## Work required
Please output the records below in full, exactly as given, but without the images.

## Data extract
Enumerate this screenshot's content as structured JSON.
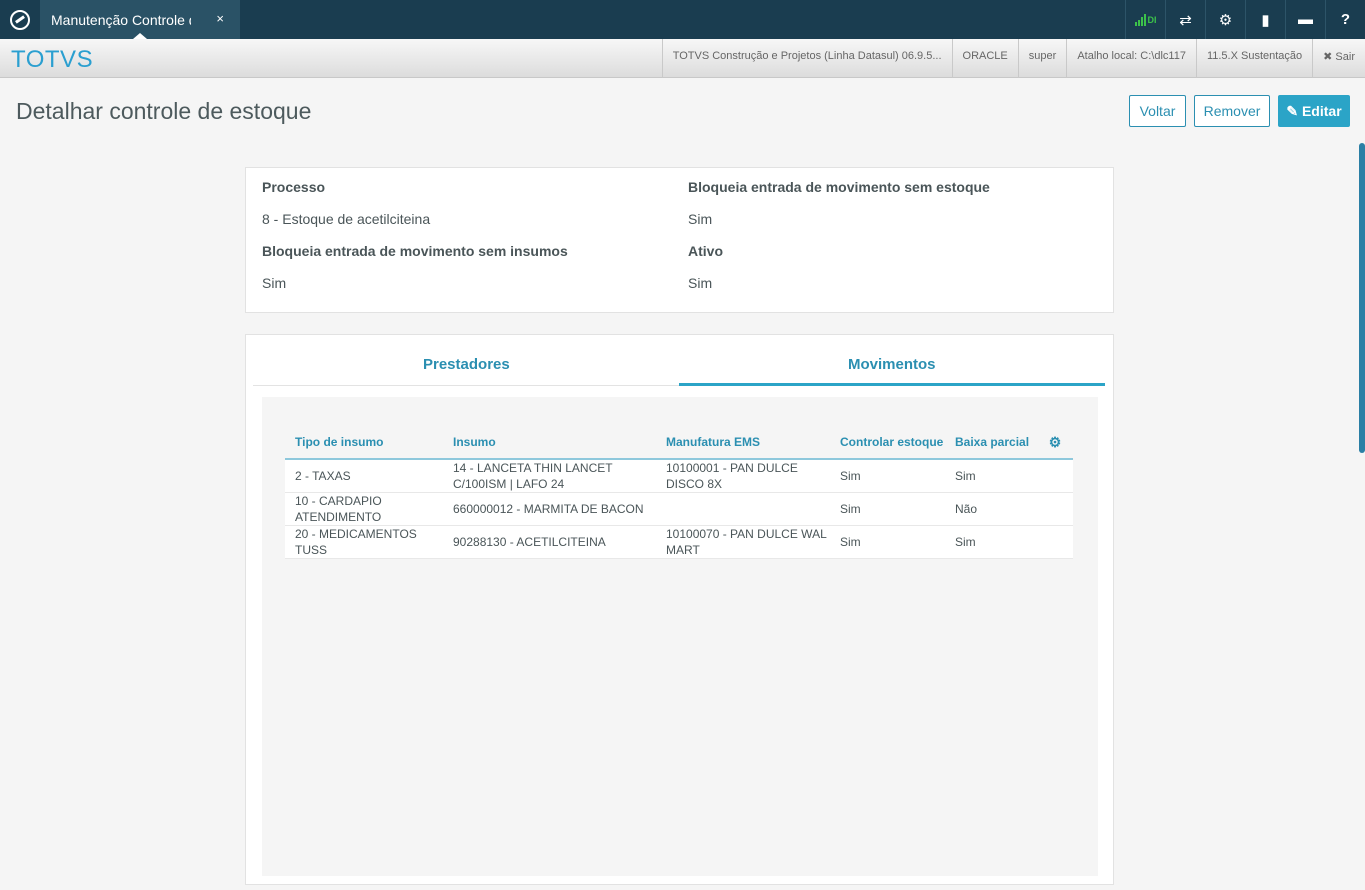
{
  "topbar": {
    "tab_label": "Manutenção Controle de Estoque",
    "tab_close": "×",
    "signal_text": "DI",
    "icons": [
      "shuffle-icon",
      "gear-icon",
      "document-icon",
      "chat-icon",
      "help-icon"
    ],
    "icon_glyphs": [
      "⇄",
      "⚙",
      "▮",
      "▬",
      "?"
    ]
  },
  "subbar": {
    "brand": "TOTVS",
    "items": [
      "TOTVS Construção e Projetos (Linha Datasul) 06.9.5...",
      "ORACLE",
      "super",
      "Atalho local: C:\\dlc117",
      "11.5.X Sustentação",
      "✖ Sair"
    ]
  },
  "page": {
    "title": "Detalhar controle de estoque",
    "buttons": {
      "back": "Voltar",
      "remove": "Remover",
      "edit": "✎ Editar"
    }
  },
  "details": {
    "processo_label": "Processo",
    "processo_value": "8 - Estoque de acetilciteina",
    "bloqueia_estoque_label": "Bloqueia entrada de movimento sem estoque",
    "bloqueia_estoque_value": "Sim",
    "bloqueia_insumos_label": "Bloqueia entrada de movimento sem insumos",
    "bloqueia_insumos_value": "Sim",
    "ativo_label": "Ativo",
    "ativo_value": "Sim"
  },
  "tabs": {
    "prestadores": "Prestadores",
    "movimentos": "Movimentos"
  },
  "grid": {
    "headers": [
      "Tipo de insumo",
      "Insumo",
      "Manufatura EMS",
      "Controlar estoque",
      "Baixa parcial"
    ],
    "gear": "⚙",
    "rows": [
      [
        "2 - TAXAS",
        "14 - LANCETA THIN LANCET C/100ISM | LAFO 24",
        "10100001 - PAN DULCE DISCO 8X",
        "Sim",
        "Sim"
      ],
      [
        "10 - CARDAPIO ATENDIMENTO",
        "660000012 - MARMITA DE BACON",
        "",
        "Sim",
        "Não"
      ],
      [
        "20 - MEDICAMENTOS TUSS",
        "90288130 - ACETILCITEINA",
        "10100070 - PAN DULCE WAL MART",
        "Sim",
        "Sim"
      ]
    ]
  },
  "colors": {
    "accent": "#2ba4c7",
    "topbar": "#1a3d50",
    "brand": "#2a9fd0",
    "signal": "#3cc24a"
  }
}
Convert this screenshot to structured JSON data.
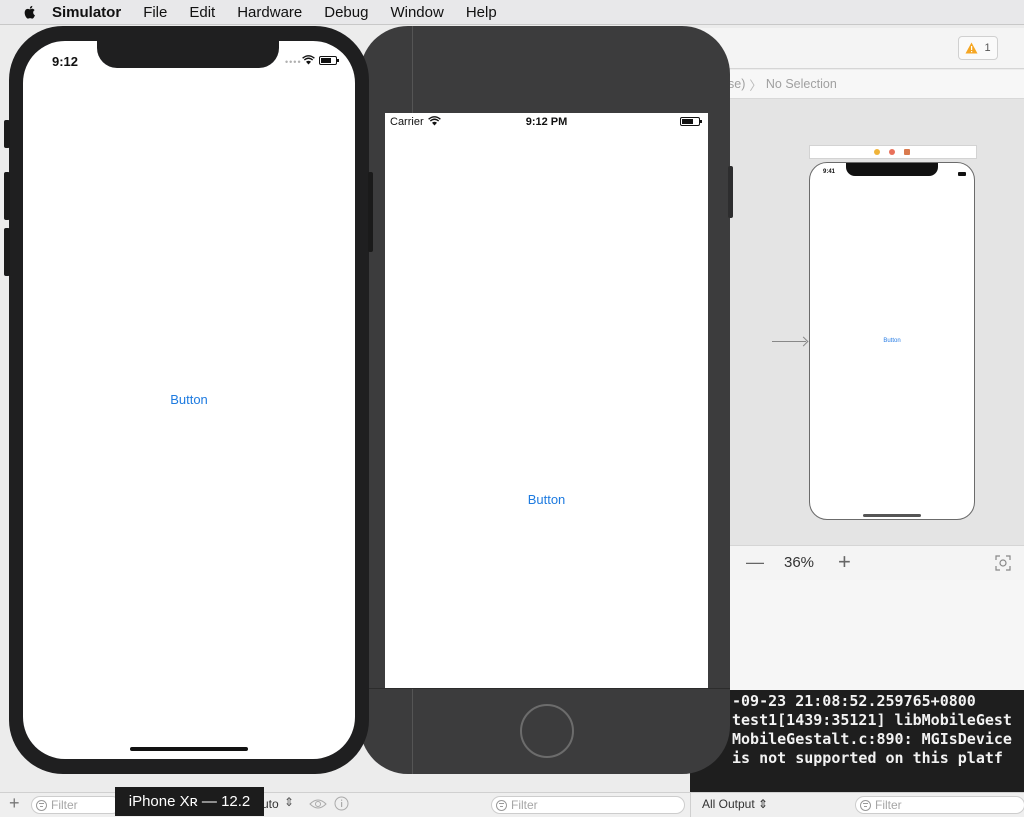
{
  "menubar": {
    "app": "Simulator",
    "items": [
      "File",
      "Edit",
      "Hardware",
      "Debug",
      "Window",
      "Help"
    ]
  },
  "xcode": {
    "warning_count": "1",
    "jumpbar_prefix": "se)",
    "jumpbar_text": "No Selection",
    "zoom_level": "36%",
    "storyboard": {
      "time": "9:41",
      "button_label": "Button",
      "scene_dot_colors": [
        "#f0b43a",
        "#e8705a",
        "#d97a4e"
      ]
    },
    "console_lines": [
      "-09-23 21:08:52.259765+0800",
      "test1[1439:35121] libMobileGest",
      "MobileGestalt.c:890: MGIsDevice",
      "is not supported on this platf"
    ],
    "bottombar": {
      "filter_placeholder_left": "Filter",
      "auto_label": "uto",
      "filter_placeholder_mid": "Filter",
      "all_output": "All Output",
      "filter_placeholder_right": "Filter"
    }
  },
  "iphone8": {
    "carrier": "Carrier",
    "time": "9:12 PM",
    "button_label": "Button"
  },
  "iphonexr": {
    "time": "9:12",
    "button_label": "Button"
  },
  "device_tooltip": "iPhone Xʀ — 12.2",
  "colors": {
    "accent": "#1e7be0",
    "console_bg": "#1e1e1e",
    "warning": "#f5a623"
  }
}
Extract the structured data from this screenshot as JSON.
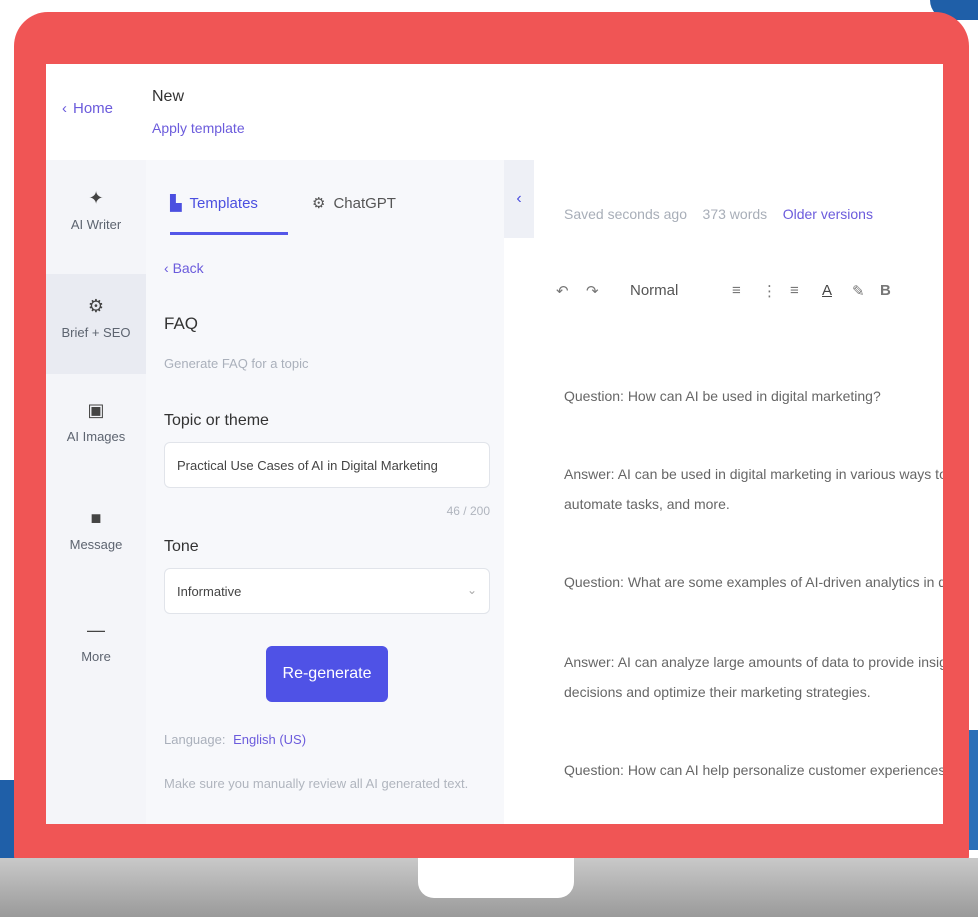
{
  "topbar": {
    "home_label": "Home",
    "doc_title": "New",
    "apply_template": "Apply template"
  },
  "rail": {
    "items": [
      {
        "icon": "sparkle-icon",
        "glyph": "✦",
        "label": "AI Writer"
      },
      {
        "icon": "gear-icon",
        "glyph": "⚙",
        "label": "Brief + SEO"
      },
      {
        "icon": "image-icon",
        "glyph": "▣",
        "label": "AI Images"
      },
      {
        "icon": "message-icon",
        "glyph": "■",
        "label": "Message"
      },
      {
        "icon": "more-icon",
        "glyph": "—",
        "label": "More"
      }
    ]
  },
  "panel": {
    "tabs": [
      {
        "label": "Templates",
        "icon": "document-icon",
        "active": true
      },
      {
        "label": "ChatGPT",
        "icon": "chatgpt-icon",
        "active": false
      }
    ],
    "back_label": "Back",
    "template_title": "FAQ",
    "template_desc": "Generate FAQ for a topic",
    "topic_label": "Topic or theme",
    "topic_value": "Practical Use Cases of AI in Digital Marketing",
    "topic_counter": "46 / 200",
    "tone_label": "Tone",
    "tone_value": "Informative",
    "regenerate_label": "Re-generate",
    "language_label": "Language:",
    "language_value": "English (US)",
    "disclaimer": "Make sure you manually review all AI generated text."
  },
  "editor": {
    "saved_status": "Saved seconds ago",
    "word_count": "373 words",
    "older_versions": "Older versions",
    "style_select": "Normal",
    "paragraphs": [
      "Question: How can AI be used in digital marketing?",
      "Answer: AI can be used in digital marketing in various ways to analyze data, personalize content,",
      "automate tasks, and more.",
      "Question: What are some examples of AI-driven analytics in digital marketing?",
      "Answer: AI can analyze large amounts of data to provide insights that help marketers make data-driven",
      "decisions and optimize their marketing strategies.",
      "Question: How can AI help personalize customer experiences?"
    ]
  },
  "colors": {
    "laptop_frame": "#f05555",
    "accent": "#4f52e6",
    "link": "#6b5bdc"
  }
}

## Output
Enumerate this screenshot's content as structured JSON.
{
  "topbar": {
    "tab_label": "Manutenção Controle de Estoque",
    "tab_close": "×",
    "signal_text": "DI",
    "icons": [
      "shuffle-icon",
      "gear-icon",
      "document-icon",
      "chat-icon",
      "help-icon"
    ],
    "icon_glyphs": [
      "⇄",
      "⚙",
      "▮",
      "▬",
      "?"
    ]
  },
  "subbar": {
    "brand": "TOTVS",
    "items": [
      "TOTVS Construção e Projetos (Linha Datasul) 06.9.5...",
      "ORACLE",
      "super",
      "Atalho local: C:\\dlc117",
      "11.5.X Sustentação",
      "✖ Sair"
    ]
  },
  "page": {
    "title": "Detalhar controle de estoque",
    "buttons": {
      "back": "Voltar",
      "remove": "Remover",
      "edit": "✎ Editar"
    }
  },
  "details": {
    "processo_label": "Processo",
    "processo_value": "8 - Estoque de acetilciteina",
    "bloqueia_estoque_label": "Bloqueia entrada de movimento sem estoque",
    "bloqueia_estoque_value": "Sim",
    "bloqueia_insumos_label": "Bloqueia entrada de movimento sem insumos",
    "bloqueia_insumos_value": "Sim",
    "ativo_label": "Ativo",
    "ativo_value": "Sim"
  },
  "tabs": {
    "prestadores": "Prestadores",
    "movimentos": "Movimentos"
  },
  "grid": {
    "headers": [
      "Tipo de insumo",
      "Insumo",
      "Manufatura EMS",
      "Controlar estoque",
      "Baixa parcial"
    ],
    "gear": "⚙",
    "rows": [
      [
        "2 - TAXAS",
        "14 - LANCETA THIN LANCET C/100ISM | LAFO 24",
        "10100001 - PAN DULCE DISCO 8X",
        "Sim",
        "Sim"
      ],
      [
        "10 - CARDAPIO ATENDIMENTO",
        "660000012 - MARMITA DE BACON",
        "",
        "Sim",
        "Não"
      ],
      [
        "20 - MEDICAMENTOS TUSS",
        "90288130 - ACETILCITEINA",
        "10100070 - PAN DULCE WAL MART",
        "Sim",
        "Sim"
      ]
    ]
  },
  "colors": {
    "accent": "#2ba4c7",
    "topbar": "#1a3d50",
    "brand": "#2a9fd0",
    "signal": "#3cc24a"
  }
}
Convert this screenshot to structured JSON data.
{
  "menubar": {
    "app": "Simulator",
    "items": [
      "File",
      "Edit",
      "Hardware",
      "Debug",
      "Window",
      "Help"
    ]
  },
  "xcode": {
    "warning_count": "1",
    "jumpbar_prefix": "se)",
    "jumpbar_text": "No Selection",
    "zoom_level": "36%",
    "storyboard": {
      "time": "9:41",
      "button_label": "Button",
      "scene_dot_colors": [
        "#f0b43a",
        "#e8705a",
        "#d97a4e"
      ]
    },
    "console_lines": [
      "-09-23 21:08:52.259765+0800",
      "test1[1439:35121] libMobileGest",
      "MobileGestalt.c:890: MGIsDevice",
      "is not supported on this platf"
    ],
    "bottombar": {
      "filter_placeholder_left": "Filter",
      "auto_label": "uto",
      "filter_placeholder_mid": "Filter",
      "all_output": "All Output",
      "filter_placeholder_right": "Filter"
    }
  },
  "iphone8": {
    "carrier": "Carrier",
    "time": "9:12 PM",
    "button_label": "Button"
  },
  "iphonexr": {
    "time": "9:12",
    "button_label": "Button"
  },
  "device_tooltip": "iPhone Xʀ — 12.2",
  "colors": {
    "accent": "#1e7be0",
    "console_bg": "#1e1e1e",
    "warning": "#f5a623"
  }
}
Extract the structured data from this screenshot as JSON.
{
  "topbar": {
    "home_label": "Home",
    "doc_title": "New",
    "apply_template": "Apply template"
  },
  "rail": {
    "items": [
      {
        "icon": "sparkle-icon",
        "glyph": "✦",
        "label": "AI Writer"
      },
      {
        "icon": "gear-icon",
        "glyph": "⚙",
        "label": "Brief + SEO"
      },
      {
        "icon": "image-icon",
        "glyph": "▣",
        "label": "AI Images"
      },
      {
        "icon": "message-icon",
        "glyph": "■",
        "label": "Message"
      },
      {
        "icon": "more-icon",
        "glyph": "—",
        "label": "More"
      }
    ]
  },
  "panel": {
    "tabs": [
      {
        "label": "Templates",
        "icon": "document-icon",
        "active": true
      },
      {
        "label": "ChatGPT",
        "icon": "chatgpt-icon",
        "active": false
      }
    ],
    "back_label": "Back",
    "template_title": "FAQ",
    "template_desc": "Generate FAQ for a topic",
    "topic_label": "Topic or theme",
    "topic_value": "Practical Use Cases of AI in Digital Marketing",
    "topic_counter": "46 / 200",
    "tone_label": "Tone",
    "tone_value": "Informative",
    "regenerate_label": "Re-generate",
    "language_label": "Language:",
    "language_value": "English (US)",
    "disclaimer": "Make sure you manually review all AI generated text."
  },
  "editor": {
    "saved_status": "Saved seconds ago",
    "word_count": "373 words",
    "older_versions": "Older versions",
    "style_select": "Normal",
    "paragraphs": [
      "Question: How can AI be used in digital marketing?",
      "Answer: AI can be used in digital marketing in various ways to analyze data, personalize content,",
      "automate tasks, and more.",
      "Question: What are some examples of AI-driven analytics in digital marketing?",
      "Answer: AI can analyze large amounts of data to provide insights that help marketers make data-driven",
      "decisions and optimize their marketing strategies.",
      "Question: How can AI help personalize customer experiences?"
    ]
  },
  "colors": {
    "laptop_frame": "#f05555",
    "accent": "#4f52e6",
    "link": "#6b5bdc"
  }
}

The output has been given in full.